Today I wanted to share with you the benefits that I have seen over the years in my flock by adding sea kelp to their diet. I originally started sporadically adding sea kelp to their diet years ago, when I first learned how my lobsterman friends, would set their traps out in the yard for their flocks of chickens to clean.  The chickens would go nuts for all the seaweed attached to the cages. They made fast work and within no time they would clean the traps, leaving no traces behind. It got me thinking, what were the chickens getting from the sea anyway?

Chickens Giveaways

You Are What You Eat: Interview with a Chicken Nutritionist

If you are like me, you have questions that arise when you keep chickens. When I started meeting the faces behind Purina Poultry, I quickly learned that there are wonderful people behind the brand, like Dr. Patrick Biggs. He’s down to earth and friendly, and I had a moment to sit down and ask Dr. Biggs some of your biggest chicken nutrition questions. Take a peek at what Dr. Biggs, a chicken nutritionist, had to say and learn something new. I did, especially when it comes to feeding roosters.

Chickens Health Issues

Vitamin Deficiencies in Backyard Chicks and Chickens

Chick season is upon us. This is such an exciting time of the year. It can also be one of the saddest too. Unfortunately, sometimes chicks suffer from various vitamin deficiencies that can lead to their demise. Vitamin deficiencies are easy to prevent and if caught quickly, treatable. They are also not contagious, so there is no need to isolate the affected chick. Often if chicks or chickens are showing signs of vitamin deficiencies and treatment is started, symptom improvement can be seen in a couple of days.

Chickens Health Issues

The Early Bird to Molt

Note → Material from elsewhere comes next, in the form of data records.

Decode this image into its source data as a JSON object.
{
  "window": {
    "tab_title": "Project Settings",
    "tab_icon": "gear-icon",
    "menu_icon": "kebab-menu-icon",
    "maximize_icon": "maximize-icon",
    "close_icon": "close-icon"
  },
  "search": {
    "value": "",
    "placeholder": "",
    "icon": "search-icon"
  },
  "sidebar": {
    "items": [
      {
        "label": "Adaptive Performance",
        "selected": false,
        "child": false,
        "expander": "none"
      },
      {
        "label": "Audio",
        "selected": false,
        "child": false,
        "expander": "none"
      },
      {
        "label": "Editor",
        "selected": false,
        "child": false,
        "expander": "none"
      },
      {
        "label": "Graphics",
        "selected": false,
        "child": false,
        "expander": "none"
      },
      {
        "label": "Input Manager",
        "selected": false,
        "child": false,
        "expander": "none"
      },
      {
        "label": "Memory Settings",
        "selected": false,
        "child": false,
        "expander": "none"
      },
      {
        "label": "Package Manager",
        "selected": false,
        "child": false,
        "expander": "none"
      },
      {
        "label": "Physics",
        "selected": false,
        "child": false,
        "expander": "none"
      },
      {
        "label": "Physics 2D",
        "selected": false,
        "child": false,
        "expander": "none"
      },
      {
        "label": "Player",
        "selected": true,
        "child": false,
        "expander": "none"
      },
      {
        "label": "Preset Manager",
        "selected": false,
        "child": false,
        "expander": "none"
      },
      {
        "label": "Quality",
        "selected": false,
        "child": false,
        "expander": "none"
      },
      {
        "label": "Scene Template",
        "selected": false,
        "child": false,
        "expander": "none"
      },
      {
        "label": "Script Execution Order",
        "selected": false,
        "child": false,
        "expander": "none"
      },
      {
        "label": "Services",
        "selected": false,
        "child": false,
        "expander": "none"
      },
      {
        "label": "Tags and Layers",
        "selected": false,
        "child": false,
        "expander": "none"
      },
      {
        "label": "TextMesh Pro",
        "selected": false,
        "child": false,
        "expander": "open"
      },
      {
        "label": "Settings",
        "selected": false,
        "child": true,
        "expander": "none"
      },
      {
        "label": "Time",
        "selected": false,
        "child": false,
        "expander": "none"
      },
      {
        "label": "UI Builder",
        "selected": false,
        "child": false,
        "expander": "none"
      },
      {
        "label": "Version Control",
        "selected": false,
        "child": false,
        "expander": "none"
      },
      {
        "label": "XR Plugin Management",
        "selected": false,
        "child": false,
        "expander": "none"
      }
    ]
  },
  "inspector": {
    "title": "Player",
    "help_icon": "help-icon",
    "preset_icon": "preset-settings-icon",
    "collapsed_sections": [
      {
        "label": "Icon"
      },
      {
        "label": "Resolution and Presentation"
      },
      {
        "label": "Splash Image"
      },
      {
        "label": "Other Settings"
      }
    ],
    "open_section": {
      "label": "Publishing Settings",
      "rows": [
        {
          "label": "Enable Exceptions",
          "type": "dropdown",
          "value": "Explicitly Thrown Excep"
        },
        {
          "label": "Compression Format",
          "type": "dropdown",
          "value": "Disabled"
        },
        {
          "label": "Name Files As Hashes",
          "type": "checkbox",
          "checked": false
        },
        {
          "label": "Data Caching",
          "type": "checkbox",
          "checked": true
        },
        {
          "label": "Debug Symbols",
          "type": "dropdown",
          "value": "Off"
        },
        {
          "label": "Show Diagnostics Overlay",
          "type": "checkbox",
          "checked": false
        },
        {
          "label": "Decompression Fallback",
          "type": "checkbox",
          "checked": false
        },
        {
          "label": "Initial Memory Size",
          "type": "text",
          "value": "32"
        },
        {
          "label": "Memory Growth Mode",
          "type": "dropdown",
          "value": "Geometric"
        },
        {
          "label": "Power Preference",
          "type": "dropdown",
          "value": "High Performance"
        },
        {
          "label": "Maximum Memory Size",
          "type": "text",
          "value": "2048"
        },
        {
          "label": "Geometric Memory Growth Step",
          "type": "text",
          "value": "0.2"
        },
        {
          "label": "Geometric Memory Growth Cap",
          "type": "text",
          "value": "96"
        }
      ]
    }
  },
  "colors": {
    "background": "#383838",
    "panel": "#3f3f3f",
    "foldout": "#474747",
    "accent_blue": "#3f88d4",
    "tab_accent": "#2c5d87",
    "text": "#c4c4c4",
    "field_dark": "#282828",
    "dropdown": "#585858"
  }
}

The last few mornings, I have smelled fall in the air.  I know it is coming.  The amount of drones in the beehives are decreasing.  The leaves on the trees are looking tired and the lawn is worn out from summer. September and school are only a month away.  Yet, one of my biggest clues that fall is in the air is when the girls begin to molt.  Every hen molts to a different degree.  Some hens do it gracefully- you would have no idea that they had even lost a feather. Yet some hens are less graceful. Oyster Cracker, one of our Buff Orpingtons, always tips me off. As fall and cooler temperatures near, I wake up to find the coop looking as though a chicken had exploded in the night!  Molting season has begun.